The Fed’s target level for inflation is an annual rate of 2.0%. Tuesday’s release of the core PCE price index (the inflation indicator favored by the Fed) revealed that inflation remains well below this level. In June, core PCE was just 1.5% higher than a year ago, which was the same annual rate as in May. Low inflation is good for mortgage rates, and rates improved on Tuesday.
Aside from the Employment data, one of the most highly anticipated reports each month covers the services sector, which represents more than 75% of the jobs in the U.S. Slower than expected growth in this sector caused mortgage rates to fall on Thursday. The July ISM Services index fell to 53.9 (well below expectations), and the lowest level since August 2016.
Mortgage rates rose on Friday following the release of modestly stronger than expected Employment data. Against a consensus forecast of 180K, the economy added 209K jobs in July. Strength was seen in health care, business services, and leisure and hospitality. The unemployment rate declined from 4.4% to 4.3%, which matched May’s reading at the lowest level since 2001.
Looking ahead, the most significant report during this week will be the Consumer Price Index (CPI), a widely followed monthly inflation report, which will come out on Friday. CPI looks at the price change for goods and services which are purchased by consumers.
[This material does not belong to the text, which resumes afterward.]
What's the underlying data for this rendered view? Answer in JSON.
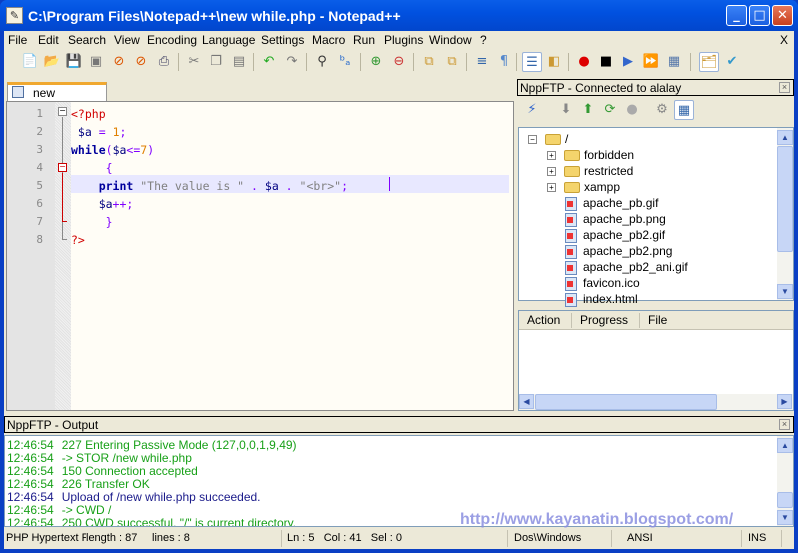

Aside from this, it is a light week for economic data.
Please let me know if you have any questions in regards to this, or if there is anything we can do for you and your valued clients.
Thank you for your continued support, and have a productive week.
SVP, Regional Manager
THE CRAWFORD TEAM
V.I.P. Mortgage, Inc.